▼

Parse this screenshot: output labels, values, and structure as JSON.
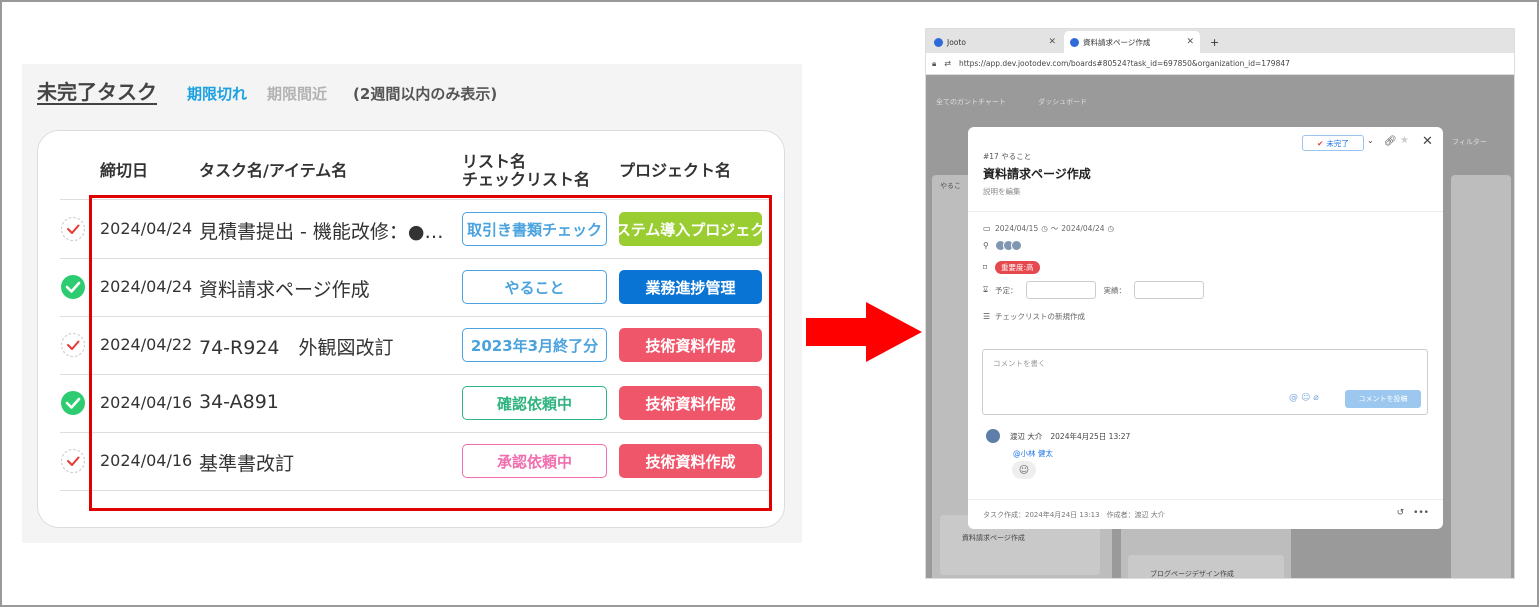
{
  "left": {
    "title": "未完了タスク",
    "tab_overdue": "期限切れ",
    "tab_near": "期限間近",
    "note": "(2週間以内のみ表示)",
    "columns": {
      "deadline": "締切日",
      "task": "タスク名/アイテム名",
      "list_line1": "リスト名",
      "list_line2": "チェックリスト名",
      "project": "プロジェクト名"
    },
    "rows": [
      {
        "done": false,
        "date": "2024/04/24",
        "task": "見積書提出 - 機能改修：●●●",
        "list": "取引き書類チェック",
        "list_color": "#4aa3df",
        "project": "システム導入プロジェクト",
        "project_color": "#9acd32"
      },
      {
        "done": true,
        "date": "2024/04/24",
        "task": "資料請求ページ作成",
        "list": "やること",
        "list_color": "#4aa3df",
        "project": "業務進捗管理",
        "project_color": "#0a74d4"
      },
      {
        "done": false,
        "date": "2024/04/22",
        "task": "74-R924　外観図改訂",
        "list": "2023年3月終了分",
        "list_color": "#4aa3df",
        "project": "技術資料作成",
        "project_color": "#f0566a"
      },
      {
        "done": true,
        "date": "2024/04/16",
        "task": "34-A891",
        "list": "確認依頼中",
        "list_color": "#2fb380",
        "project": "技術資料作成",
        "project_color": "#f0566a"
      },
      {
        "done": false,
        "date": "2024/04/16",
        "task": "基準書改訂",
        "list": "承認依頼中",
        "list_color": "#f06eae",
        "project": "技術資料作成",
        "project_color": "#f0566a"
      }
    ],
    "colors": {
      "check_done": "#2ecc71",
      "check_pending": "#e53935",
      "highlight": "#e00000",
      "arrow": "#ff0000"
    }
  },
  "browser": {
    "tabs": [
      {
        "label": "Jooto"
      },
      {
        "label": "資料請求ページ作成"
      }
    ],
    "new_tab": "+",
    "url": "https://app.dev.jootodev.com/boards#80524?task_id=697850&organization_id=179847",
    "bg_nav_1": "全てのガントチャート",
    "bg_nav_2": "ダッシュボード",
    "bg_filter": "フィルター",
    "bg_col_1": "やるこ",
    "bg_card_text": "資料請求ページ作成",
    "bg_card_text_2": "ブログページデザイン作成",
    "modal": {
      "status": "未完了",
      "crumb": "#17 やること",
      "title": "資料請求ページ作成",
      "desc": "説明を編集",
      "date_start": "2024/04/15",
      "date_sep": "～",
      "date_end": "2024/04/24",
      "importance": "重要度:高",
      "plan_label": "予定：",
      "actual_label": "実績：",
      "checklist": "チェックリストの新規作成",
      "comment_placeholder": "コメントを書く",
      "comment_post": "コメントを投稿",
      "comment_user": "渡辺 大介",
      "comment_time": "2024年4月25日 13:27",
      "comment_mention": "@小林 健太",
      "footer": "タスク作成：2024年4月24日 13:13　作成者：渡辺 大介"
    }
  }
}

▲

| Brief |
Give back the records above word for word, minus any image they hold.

| Result for this exercise |
Parse this screenshot: output labels, values, and structure as JSON.
{
  "left": {
    "title": "未完了タスク",
    "tab_overdue": "期限切れ",
    "tab_near": "期限間近",
    "note": "(2週間以内のみ表示)",
    "columns": {
      "deadline": "締切日",
      "task": "タスク名/アイテム名",
      "list_line1": "リスト名",
      "list_line2": "チェックリスト名",
      "project": "プロジェクト名"
    },
    "rows": [
      {
        "done": false,
        "date": "2024/04/24",
        "task": "見積書提出 - 機能改修：●●●",
        "list": "取引き書類チェック",
        "list_color": "#4aa3df",
        "project": "システム導入プロジェクト",
        "project_color": "#9acd32"
      },
      {
        "done": true,
        "date": "2024/04/24",
        "task": "資料請求ページ作成",
        "list": "やること",
        "list_color": "#4aa3df",
        "project": "業務進捗管理",
        "project_color": "#0a74d4"
      },
      {
        "done": false,
        "date": "2024/04/22",
        "task": "74-R924　外観図改訂",
        "list": "2023年3月終了分",
        "list_color": "#4aa3df",
        "project": "技術資料作成",
        "project_color": "#f0566a"
      },
      {
        "done": true,
        "date": "2024/04/16",
        "task": "34-A891",
        "list": "確認依頼中",
        "list_color": "#2fb380",
        "project": "技術資料作成",
        "project_color": "#f0566a"
      },
      {
        "done": false,
        "date": "2024/04/16",
        "task": "基準書改訂",
        "list": "承認依頼中",
        "list_color": "#f06eae",
        "project": "技術資料作成",
        "project_color": "#f0566a"
      }
    ],
    "colors": {
      "check_done": "#2ecc71",
      "check_pending": "#e53935",
      "highlight": "#e00000",
      "arrow": "#ff0000"
    }
  },
  "browser": {
    "tabs": [
      {
        "label": "Jooto"
      },
      {
        "label": "資料請求ページ作成"
      }
    ],
    "new_tab": "+",
    "url": "https://app.dev.jootodev.com/boards#80524?task_id=697850&organization_id=179847",
    "bg_nav_1": "全てのガントチャート",
    "bg_nav_2": "ダッシュボード",
    "bg_filter": "フィルター",
    "bg_col_1": "やるこ",
    "bg_card_text": "資料請求ページ作成",
    "bg_card_text_2": "ブログページデザイン作成",
    "modal": {
      "status": "未完了",
      "crumb": "#17 やること",
      "title": "資料請求ページ作成",
      "desc": "説明を編集",
      "date_start": "2024/04/15",
      "date_sep": "～",
      "date_end": "2024/04/24",
      "importance": "重要度:高",
      "plan_label": "予定：",
      "actual_label": "実績：",
      "checklist": "チェックリストの新規作成",
      "comment_placeholder": "コメントを書く",
      "comment_post": "コメントを投稿",
      "comment_user": "渡辺 大介",
      "comment_time": "2024年4月25日 13:27",
      "comment_mention": "@小林 健太",
      "footer": "タスク作成：2024年4月24日 13:13　作成者：渡辺 大介"
    }
  }
}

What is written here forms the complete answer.